| EXERCISE |
Look through the material below and count the lines that hold "trasy". Give that number by itself.

| GIVEN ENTRIES |
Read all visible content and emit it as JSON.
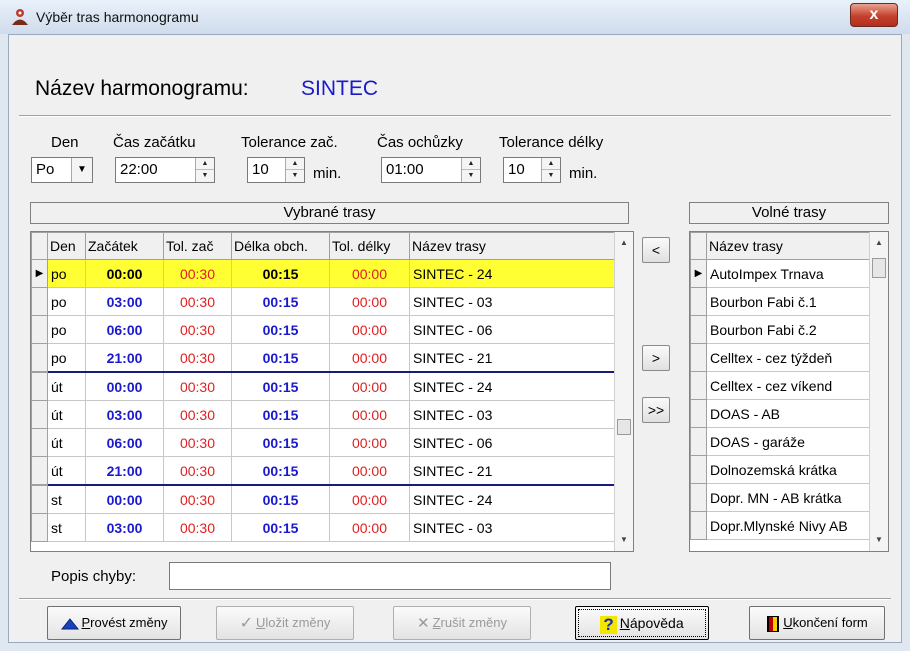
{
  "window": {
    "title": "Výběr tras harmonogramu",
    "close_label": "x"
  },
  "header": {
    "label": "Název harmonogramu:",
    "value": "SINTEC"
  },
  "fields": {
    "den": {
      "label": "Den",
      "value": "Po"
    },
    "cas_zacatku": {
      "label": "Čas začátku",
      "value": "22:00"
    },
    "tolerance_zac": {
      "label": "Tolerance zač.",
      "value": "10",
      "unit": "min."
    },
    "cas_ochuzky": {
      "label": "Čas ochůzky",
      "value": "01:00"
    },
    "tolerance_delky": {
      "label": "Tolerance délky",
      "value": "10",
      "unit": "min."
    }
  },
  "vybrane": {
    "title": "Vybrané trasy",
    "columns": [
      "Den",
      "Začátek",
      "Tol. zač",
      "Délka obch.",
      "Tol. délky",
      "Název trasy"
    ],
    "rows": [
      {
        "den": "po",
        "zacatek": "00:00",
        "tol_zac": "00:30",
        "delka": "00:15",
        "tol_delky": "00:00",
        "nazev": "SINTEC - 24"
      },
      {
        "den": "po",
        "zacatek": "03:00",
        "tol_zac": "00:30",
        "delka": "00:15",
        "tol_delky": "00:00",
        "nazev": "SINTEC - 03"
      },
      {
        "den": "po",
        "zacatek": "06:00",
        "tol_zac": "00:30",
        "delka": "00:15",
        "tol_delky": "00:00",
        "nazev": "SINTEC - 06"
      },
      {
        "den": "po",
        "zacatek": "21:00",
        "tol_zac": "00:30",
        "delka": "00:15",
        "tol_delky": "00:00",
        "nazev": "SINTEC - 21"
      },
      {
        "den": "út",
        "zacatek": "00:00",
        "tol_zac": "00:30",
        "delka": "00:15",
        "tol_delky": "00:00",
        "nazev": "SINTEC - 24"
      },
      {
        "den": "út",
        "zacatek": "03:00",
        "tol_zac": "00:30",
        "delka": "00:15",
        "tol_delky": "00:00",
        "nazev": "SINTEC - 03"
      },
      {
        "den": "út",
        "zacatek": "06:00",
        "tol_zac": "00:30",
        "delka": "00:15",
        "tol_delky": "00:00",
        "nazev": "SINTEC - 06"
      },
      {
        "den": "út",
        "zacatek": "21:00",
        "tol_zac": "00:30",
        "delka": "00:15",
        "tol_delky": "00:00",
        "nazev": "SINTEC - 21"
      },
      {
        "den": "st",
        "zacatek": "00:00",
        "tol_zac": "00:30",
        "delka": "00:15",
        "tol_delky": "00:00",
        "nazev": "SINTEC - 24"
      },
      {
        "den": "st",
        "zacatek": "03:00",
        "tol_zac": "00:30",
        "delka": "00:15",
        "tol_delky": "00:00",
        "nazev": "SINTEC - 03"
      }
    ]
  },
  "transfer": {
    "left": "<",
    "right": ">",
    "all_right": ">>"
  },
  "volne": {
    "title": "Volné trasy",
    "column": "Název trasy",
    "rows": [
      "AutoImpex Trnava",
      "Bourbon Fabi č.1",
      "Bourbon Fabi č.2",
      "Celltex - cez týždeň",
      "Celltex - cez víkend",
      "DOAS - AB",
      "DOAS - garáže",
      "Dolnozemská krátka",
      "Dopr. MN - AB krátka",
      "Dopr.Mlynské Nivy AB"
    ]
  },
  "popis": {
    "label": "Popis chyby:",
    "value": ""
  },
  "buttons": {
    "provest": {
      "u": "P",
      "rest": "rovést změny"
    },
    "ulozit": {
      "u": "U",
      "rest": "ložit změny"
    },
    "zrusit": {
      "u": "Z",
      "rest": "rušit změny"
    },
    "napoveda": {
      "u": "N",
      "rest": "ápověda"
    },
    "ukonceni": {
      "u": "U",
      "rest": "končení form"
    }
  },
  "colors": {
    "accent_blue": "#1a1acc",
    "tolerance_red": "#e02020",
    "selected_row": "#ffff33"
  }
}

| RESPONSE |
4